All three authors mention brain size, but Suddendorf points out that, when it comes to relative brain size, humans don't top the charts. There are mice and shrews in which the brain makes up an extraordinary 10% of overall body weight (the human proportion is 2%). So if brain capacity is what makes the difference, there should be some other scale that puts humans at the top. Suddendorf and Andrew Whiten have proposed one: an excess of absolute brain mass over and above that predicted by body size. Meanwhile, Gee points out that crows demonstrate a kind of calculation and craftiness that humans recognize. Because the common ancestor of birds and primates lived more than 250 million years ago, this “shoots a huge hole” in the idea that modern humans are very clever just because previous hominins were quite clever, and the ones before them only relatively so.
ILLUSTRATIONS BY PHIL DISLEY
We can't ask the earlier hominins. H. sapiens once shared the planet with H. erectus, Neanderthals, Denisovans and the little Hobbit of Flores. They have all gone. The last man standing must now compose answers on the basis of only the slight, capricious and often ambiguous evidence that remains. Gee calls this “the Beowulf effect”: Old English verse survives mainly in just four manuscripts, and one of them, which includes Beowulf, almost perished in a blaze in 1731. What if it had burned, uncopied? What then would we know about the song and story of the past?
Lieberman builds up a picture of vanished society by examining humankind as it is now. He looks at Tanzanian hunter-gatherers and the Kalahari Bushmen, and works backwards to shape an increasingly speculative story of how things might have been as foraging, scavenging, hunting and resourceful humans colonized even the most inhospitable habitats. Suddendorf is more concerned with the things we can learn from other surviving primates. Yes, apes cooperate, communicate, use tools, share knowledge, solve problems, demonstrate self-awareness and display emotions. But he carefully leaves open the big question: how much can you conclude from each case study? Gee, meanwhile, gazes into both past and future, and sees the idea of evolutionary upward mobility (or as Pope had it, “upward will he soar, and little less than angel, would be more”) a profound misreading of Darwin.
Both Suddendorf and Lieberman directly address the question of natural selection in a world in which humans have seemingly taken control of nature, and ensured the survival of the not-so-fit. Puzzlingly, says Suddendorf, “the rich, successful, powerful, beautiful, and well-educated people seem to breed less, not more, than most of the rest of us”. But he suspects humans could find more dramatic ways of cutting short their own success story, with a little help from war and famine. Lieberman would have us get up off our chairs, set down our books and chew tough fibrous stuff: our bodies may not be the best of all possible bodies, but they are the only ones we have, and we should look after them.
All three books would make marvellous gifts.

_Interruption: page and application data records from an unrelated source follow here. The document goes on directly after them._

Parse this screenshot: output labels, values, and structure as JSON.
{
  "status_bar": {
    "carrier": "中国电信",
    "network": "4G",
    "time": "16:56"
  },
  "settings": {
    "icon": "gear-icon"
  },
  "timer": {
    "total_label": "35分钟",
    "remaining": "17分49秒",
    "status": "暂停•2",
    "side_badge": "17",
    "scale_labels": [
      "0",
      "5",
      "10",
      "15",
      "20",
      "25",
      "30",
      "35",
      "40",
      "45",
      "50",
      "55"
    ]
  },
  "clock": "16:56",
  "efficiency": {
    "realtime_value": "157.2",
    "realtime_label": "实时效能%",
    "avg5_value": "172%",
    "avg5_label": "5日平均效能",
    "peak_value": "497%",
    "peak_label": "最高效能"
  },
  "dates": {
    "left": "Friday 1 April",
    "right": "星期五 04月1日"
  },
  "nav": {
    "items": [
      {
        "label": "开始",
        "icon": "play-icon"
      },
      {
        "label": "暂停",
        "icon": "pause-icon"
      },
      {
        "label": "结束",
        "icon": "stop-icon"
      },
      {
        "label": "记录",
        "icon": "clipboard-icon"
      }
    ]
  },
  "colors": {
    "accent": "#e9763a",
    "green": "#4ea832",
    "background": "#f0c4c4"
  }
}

The Gap is ideal for someone who already has a decent collection about human evolution. The Story of the Human Body is a readable introduction to the whole field and great on the making of our physicality. The Accidental Species is discursive, rich in good stories and terrible jokes, and a salutary reminder of how little we know. I shall hang on to all three.